What Car? says...
You may not think you know many people that own a Peugeot Boxer - but you also stand to be surprised, as it is used as a donor platform for everything from horseboxes to ambulances to motorhomes and therefore far more prevalent on our roads than you may imagine.
The Boxer is relatively lightweight for a large van, which means that converters love it for its flexibility when it comes to putting a body on the back and lots of equipment inside. The same can be said for the Citroen Relay and the Fiat Ducato, both of which share the same platform, but the contrast is that when it comes to a plain old panel van, the Peugeot has historically been conspicuous in its absence on our roads.
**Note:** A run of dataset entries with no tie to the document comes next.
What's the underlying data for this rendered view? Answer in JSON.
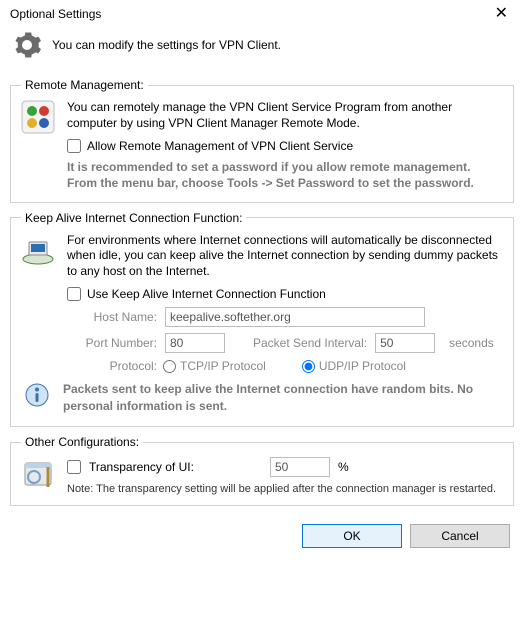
{
  "title": "Optional Settings",
  "header_text": "You can modify the settings for VPN Client.",
  "remote": {
    "legend": "Remote Management:",
    "desc": "You can remotely manage the VPN Client Service Program from another computer by using VPN Client Manager Remote Mode.",
    "checkbox_label": "Allow Remote Management of VPN Client Service",
    "hint": "It is recommended to set a password if you allow remote management. From the menu bar, choose Tools -> Set Password to set the password."
  },
  "keepalive": {
    "legend": "Keep Alive Internet Connection Function:",
    "desc": "For environments where Internet connections will automatically be disconnected when idle, you can keep alive the Internet connection by sending dummy packets to any host on the Internet.",
    "checkbox_label": "Use Keep Alive Internet Connection Function",
    "host_label": "Host Name:",
    "host_value": "keepalive.softether.org",
    "port_label": "Port Number:",
    "port_value": "80",
    "interval_label": "Packet Send Interval:",
    "interval_value": "50",
    "interval_unit": "seconds",
    "protocol_label": "Protocol:",
    "protocol_tcp": "TCP/IP Protocol",
    "protocol_udp": "UDP/IP Protocol",
    "info": "Packets sent to keep alive the Internet connection have random bits. No personal information is sent."
  },
  "other": {
    "legend": "Other Configurations:",
    "transparency_label": "Transparency of UI:",
    "transparency_value": "50",
    "transparency_unit": "%",
    "note": "Note: The transparency setting will be applied after the connection manager is restarted."
  },
  "buttons": {
    "ok": "OK",
    "cancel": "Cancel"
  }
}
If you’re after an automatic gearbox you’ll be disappointed, as the Boxer has no two-pedal options in its range. If the six-speed manual won’t do you, rivals including the Ford Transit, Mercedes-Benz Sprinter and Volkswagen Crafter are all available with an automatic option.
The Boxer does, however, provide you with plenty of body size options, with four lengths and three heights available. There’s also the chassis cab option which is so popular with bodybuilders as well as double-cab, and minibus versions. Need a converted van in a hurry? Peugeot has a dedicated range of off the shelf Boxer vans available with tipper, dropside, Luton van, curtain-sided van or a low-floor Luton.
You can transport anything from 8m3 to 17m3 if you need to fill up your Boxer van, or as much as 1575kg in the best performing 3.5-tonne van.
If you’re looking to find out how to identify this new Boxer from the previous versions then you’ll have to have your wits about you. Almost nothing has changed since a significant redesign of the grille for the Euro-6 update. This time around there’s the option of LED daytime running lights within the headlight unit – something reserved for the most expensive Boxer vans – and a slightly more rounded bumper. It’s minor stuff, none of which is likely to sway your buying choice.